Display Settings:

Format

Send to:

Choose Destination
Clin J Pain. 2011 Jun;27(5):442-7. doi: 10.1097/AJP.0b013e318208c95b.

Effectiveness of leech therapy in chronic lateral epicondylitis: a randomized controlled trial.

Author information

  • 1Department of Internal and Integrative Medicine, Kliniken-Essen-Mitte, Essen, Germany.

Abstract

OBJECTIVES:

Leech therapy has been found to be effective in osteoarthritis of the knee and hand in previous trials. Chronic epicondylitis is a prevalent pain syndrome with limited treatment options. In this study, we tested whether leech therapy would be beneficial in the symptomatic treatment of chronic lateral epicondylitis.

METHODS:

Forty patients with manifestation of epicondylitis of at least 1-month duration were randomized to a single treatment with 2 to 4 locally applied leeches or a 30-day course with topical diclofenac. The primary outcome was change of pain sum score on day 7 calculated from 3 visual analog scales for pain during motion, grip, and rest. Secondary outcomes included disability (Disability of the Arm, Shoulder, Hand questionnaire), physical quality of life (Short Form-36), and grip strength. Outcomes and safety were assessed on days -3, 0, 7, and 45.

RESULTS:

Leeches induced a significantly stronger decrease of the pain score (143.7±36.9 to 95.3±45.1) compared with topical diclofenac (131.6±29.6 to 134.7±70.7; mean difference -49.0; 95% confidence interval,-82.9--15.1; P=0.0075) after 7 days. On day 45, this group difference was reduced (-27.5; confidence interval, -60.8-5.8; P=0.110) due to delayed pain relief with diclofenac. Functional disability showed a stronger decrease in the leech group, which was most prominent after 45 days (P=0.0007). Quality of life increased nonsignificantly in the leech group. Results were not affected by outcome expectation.

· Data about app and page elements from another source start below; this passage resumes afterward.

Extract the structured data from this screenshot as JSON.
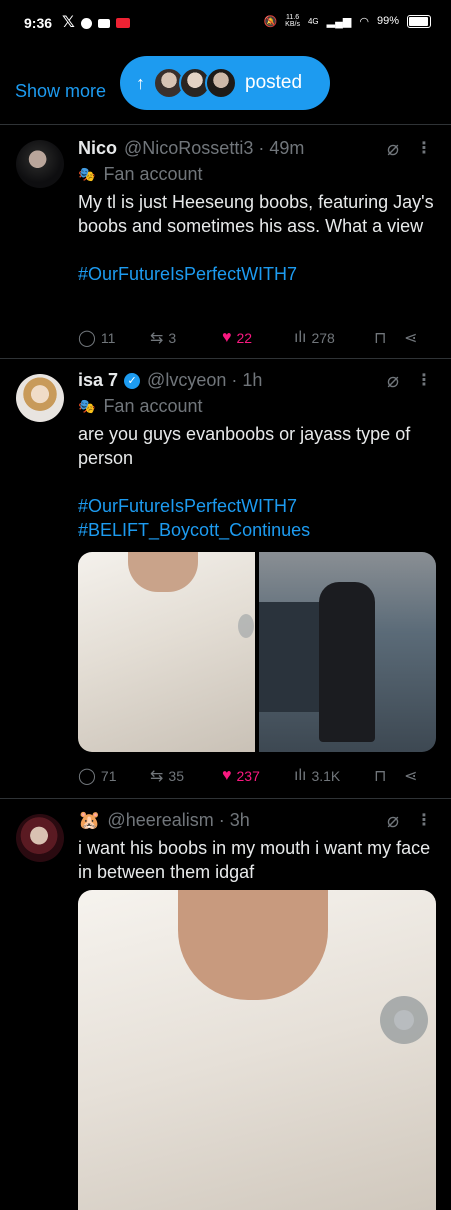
{
  "status_bar": {
    "time": "9:36",
    "speed": "11.6\nKB/s",
    "network": "4G",
    "battery": "99%"
  },
  "top": {
    "show_more": "Show more",
    "posted_label": "posted"
  },
  "tweets": [
    {
      "name": "Nico",
      "handle": "@NicoRossetti3 · 49m",
      "label": "Fan account",
      "text": "My tl is just Heeseung boobs, featuring Jay's boobs and sometimes his ass. What a view",
      "hashtags": [
        "#OurFutureIsPerfectWITH7"
      ],
      "replies": "11",
      "reposts": "3",
      "likes": "22",
      "views": "278"
    },
    {
      "name": "isa 7",
      "handle": "@lvcyeon · 1h",
      "label": "Fan account",
      "text": "are you guys evanboobs or jayass type of person",
      "hashtags": [
        "#OurFutureIsPerfectWITH7",
        "#BELIFT_Boycott_Continues"
      ],
      "replies": "71",
      "reposts": "35",
      "likes": "237",
      "views": "3.1K"
    },
    {
      "name_emoji": "🐹",
      "handle": "@heerealism · 3h",
      "text": "i want his boobs in my mouth i want my face in between them idgaf"
    }
  ],
  "icons": {
    "reply": "reply-icon",
    "repost": "repost-icon",
    "like": "heart-icon",
    "views": "views-icon",
    "bookmark": "bookmark-icon",
    "share": "share-icon",
    "grok": "grok-icon",
    "more": "more-icon"
  },
  "colors": {
    "accent": "#1d9bf0",
    "like": "#f91880",
    "muted": "#71767b",
    "background": "#000000"
  }
}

DISCUSSION:

A single course of leech therapy was effective in relieving pain in the short-term and improved disability in intermediate-term. Leeches might be considered as an additional option in the therapeutic approach to lateral epicondylitis.

PMID:
21368667
[PubMed - indexed for MEDLINE]
PubMed Commons home

PubMed Commons

0 comments
How to join PubMed Commons

    Supplemental Content

    Full text links

    Icon for Lippincott Williams & Wilkins
    Loading ...
    Write to the Help Desk